- Who can be with me at the birth?
Anyone that you have chosen to be with you can accompany you. There are no restrictions. We are a family-centered facility. They can be in the birthing room with you or in the Family Room.
- What forms of pain relief are available?
We use ‘natural” methods of pain relief such as : massage; shower; water immersion; TENS (Transcutaneous Electrical Nerve Stimulation).
- How long should I breast feed my baby?
This is an individual decision but WHO/UNICEF recommends that babies should be exclusively ( no water, juice, solids) breastfed for the first 6 months of life, then introduce solid foods and continue to breastfeed for up to 2 years of age and beyond.
- Should I give my baby water?
Your breastfed baby does not need anything but your milk. Breast milk has enough water for your baby’s needs even in hot climates. If your baby is thirsty or hungry he/she will feed more often.
- Breastfeeding is so tiring- when will my baby breastfeed less frequently?
Having a baby is tiring whether you breastfeed or not. It is important to get help after having a baby. As your baby grows he will sleep for longer periods.
- Do I have to drink milk when I am breastfeeding?
No, drinking milk does not help you to make milk.
Milk and anything with dairy e.g pizza, cheese, ice cream, chocolate may cause your baby to have colic.
- Will my breasts sag if I breastfeed?
No. Pregnancy changes the shape of your body and then there is gravity!
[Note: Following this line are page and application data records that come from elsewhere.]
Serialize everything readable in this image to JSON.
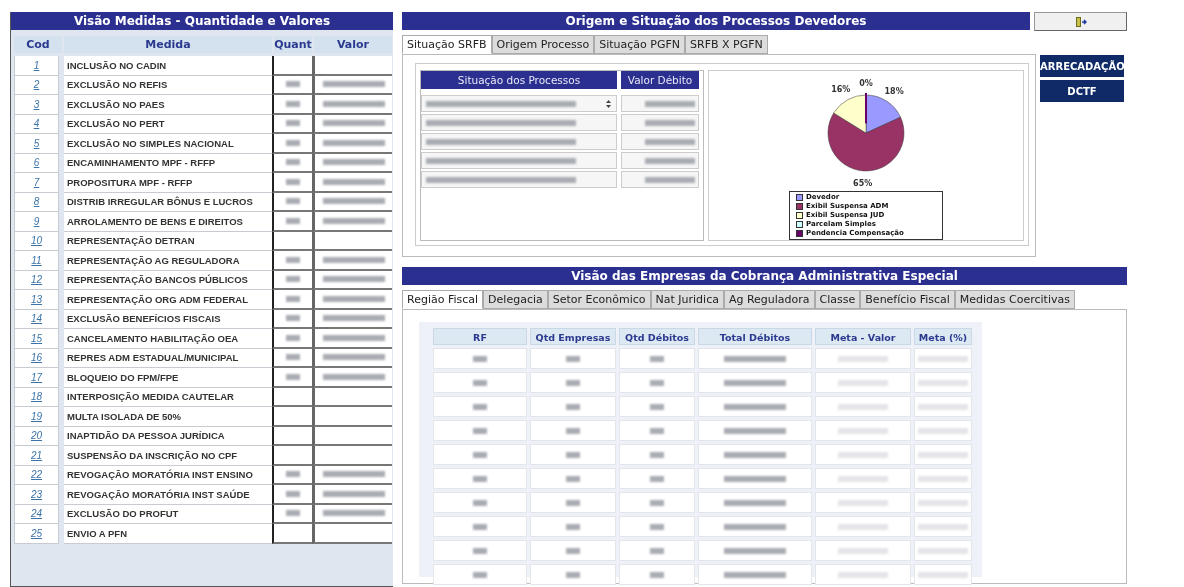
{
  "medidas_panel": {
    "title": "Visão Medidas - Quantidade e Valores",
    "columns": [
      "Cod",
      "Medida",
      "Quant",
      "Valor"
    ],
    "rows": [
      {
        "cod": "1",
        "medida": "INCLUSÃO NO CADIN",
        "redacted": false
      },
      {
        "cod": "2",
        "medida": "EXCLUSÃO NO REFIS",
        "redacted": true
      },
      {
        "cod": "3",
        "medida": "EXCLUSÃO NO PAES",
        "redacted": true
      },
      {
        "cod": "4",
        "medida": "EXCLUSÃO NO PERT",
        "redacted": true
      },
      {
        "cod": "5",
        "medida": "EXCLUSÃO NO SIMPLES NACIONAL",
        "redacted": true
      },
      {
        "cod": "6",
        "medida": "ENCAMINHAMENTO MPF - RFFP",
        "redacted": true
      },
      {
        "cod": "7",
        "medida": "PROPOSITURA MPF - RFFP",
        "redacted": true
      },
      {
        "cod": "8",
        "medida": "DISTRIB  IRREGULAR BÔNUS E LUCROS",
        "redacted": true
      },
      {
        "cod": "9",
        "medida": "ARROLAMENTO DE BENS E DIREITOS",
        "redacted": true
      },
      {
        "cod": "10",
        "medida": "REPRESENTAÇÃO DETRAN",
        "redacted": false
      },
      {
        "cod": "11",
        "medida": "REPRESENTAÇÃO AG REGULADORA",
        "redacted": true
      },
      {
        "cod": "12",
        "medida": "REPRESENTAÇÃO BANCOS PÚBLICOS",
        "redacted": true
      },
      {
        "cod": "13",
        "medida": "REPRESENTAÇÃO ORG ADM FEDERAL",
        "redacted": true
      },
      {
        "cod": "14",
        "medida": "EXCLUSÃO BENEFÍCIOS FISCAIS",
        "redacted": true
      },
      {
        "cod": "15",
        "medida": "CANCELAMENTO HABILITAÇÃO OEA",
        "redacted": true
      },
      {
        "cod": "16",
        "medida": "REPRES ADM ESTADUAL/MUNICIPAL",
        "redacted": true
      },
      {
        "cod": "17",
        "medida": "BLOQUEIO DO FPM/FPE",
        "redacted": true
      },
      {
        "cod": "18",
        "medida": "INTERPOSIÇÃO MEDIDA CAUTELAR",
        "redacted": false
      },
      {
        "cod": "19",
        "medida": "MULTA ISOLADA DE 50%",
        "redacted": false
      },
      {
        "cod": "20",
        "medida": "INAPTIDÃO DA PESSOA JURÍDICA",
        "redacted": false
      },
      {
        "cod": "21",
        "medida": "SUSPENSÃO DA INSCRIÇÃO NO CPF",
        "redacted": false
      },
      {
        "cod": "22",
        "medida": "REVOGAÇÃO MORATÓRIA INST ENSINO",
        "redacted": true
      },
      {
        "cod": "23",
        "medida": "REVOGAÇÃO  MORATÓRIA  INST SAÚDE",
        "redacted": true
      },
      {
        "cod": "24",
        "medida": "EXCLUSÃO  DO PROFUT",
        "redacted": true
      },
      {
        "cod": "25",
        "medida": "ENVIO A PFN",
        "redacted": false
      }
    ]
  },
  "processos_panel": {
    "title": "Origem e Situação dos Processos Devedores",
    "tabs": [
      {
        "label": "Situação SRFB",
        "selected": true
      },
      {
        "label": "Origem Processo",
        "selected": false
      },
      {
        "label": "Situação PGFN",
        "selected": false
      },
      {
        "label": "SRFB X PGFN",
        "selected": false
      }
    ],
    "situacao_table": {
      "columns": [
        "Situação dos Processos",
        "Valor Débito"
      ],
      "rows": [
        {
          "redacted": true
        },
        {
          "redacted": true
        },
        {
          "redacted": true
        },
        {
          "redacted": true
        },
        {
          "redacted": true
        }
      ]
    },
    "chart_data": {
      "type": "pie",
      "categories": [
        "Devedor",
        "Exibil Suspensa ADM",
        "Exibil Suspensa JUD",
        "Parcelam Simples",
        "Pendencia Compensação"
      ],
      "values": [
        18,
        65,
        16,
        null,
        0
      ],
      "data_labels": true,
      "value_labels": [
        "18%",
        "65%",
        "16%",
        null,
        "0%"
      ]
    },
    "legend": [
      {
        "color": "#9999ff"
      },
      {
        "color": "#993366"
      },
      {
        "color": "#ffffcc"
      },
      {
        "color": "#ccffff"
      },
      {
        "color": "#660066"
      }
    ]
  },
  "side_buttons": [
    "ARRECADAÇÃO",
    "DCTF"
  ],
  "empresas_panel": {
    "title": "Visão das Empresas da Cobrança Administrativa Especial",
    "tabs": [
      {
        "label": "Região Fiscal",
        "selected": true
      },
      {
        "label": "Delegacia",
        "selected": false
      },
      {
        "label": "Setor Econômico",
        "selected": false
      },
      {
        "label": "Nat Juridica",
        "selected": false
      },
      {
        "label": "Ag Reguladora",
        "selected": false
      },
      {
        "label": "Classe",
        "selected": false
      },
      {
        "label": "Benefício Fiscal",
        "selected": false
      },
      {
        "label": "Medidas Coercitivas",
        "selected": false
      }
    ],
    "columns": [
      "RF",
      "Qtd Empresas",
      "Qtd Débitos",
      "Total Débitos",
      "Meta - Valor",
      "Meta (%)"
    ],
    "rows": [
      {
        "redacted": true
      },
      {
        "redacted": true
      },
      {
        "redacted": true
      },
      {
        "redacted": true
      },
      {
        "redacted": true
      },
      {
        "redacted": true
      },
      {
        "redacted": true
      },
      {
        "redacted": true
      },
      {
        "redacted": true
      },
      {
        "redacted": true
      }
    ]
  }
}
But you should wear a good supporting bra without underwire.
- My baby feeds every 1-2 hours. Do I have enough milk?
Feeding frequently is normal for a breastfed baby as their stomachs are very small. At birth their stomachs are the size of a marble, then a walnut and ping pong ball and as breast milk is digested very easily babies take a little at a time, digest it quickly and come for more. The more a baby feeds the more milk you make.
- My baby’s stool is watery and mustard coloured-is this normal?
Yes. Your baby’s stool for about the first five days is called meconium. This is very dark and sticky but gradually becomes watery, mustard coloured and may be frequent.
- Can I breastfeed if I am sick?
Except in exceptional circumstances, you should continue to breastfeed. You will be making antibodies which pass through the milk and will help to build immunity and lessen your baby’s chance of being sick.
- How will I know if my baby is getting enough?
Your full term normal baby should breastfeed 10-12 times in a 24 hour period- pass urine, poop and put on weight.
Your baby should be seen at a Health Centre, Midwife, Lactation Consultant or Doctor to make sure that your baby is thriving.
- When does my milk come?
The first milk is called colostrum (liquid gold). It is a laxative and rich in antibodies. Your milk will come within a few days of birth- the more you breastfeed, the quicker your milk will come in.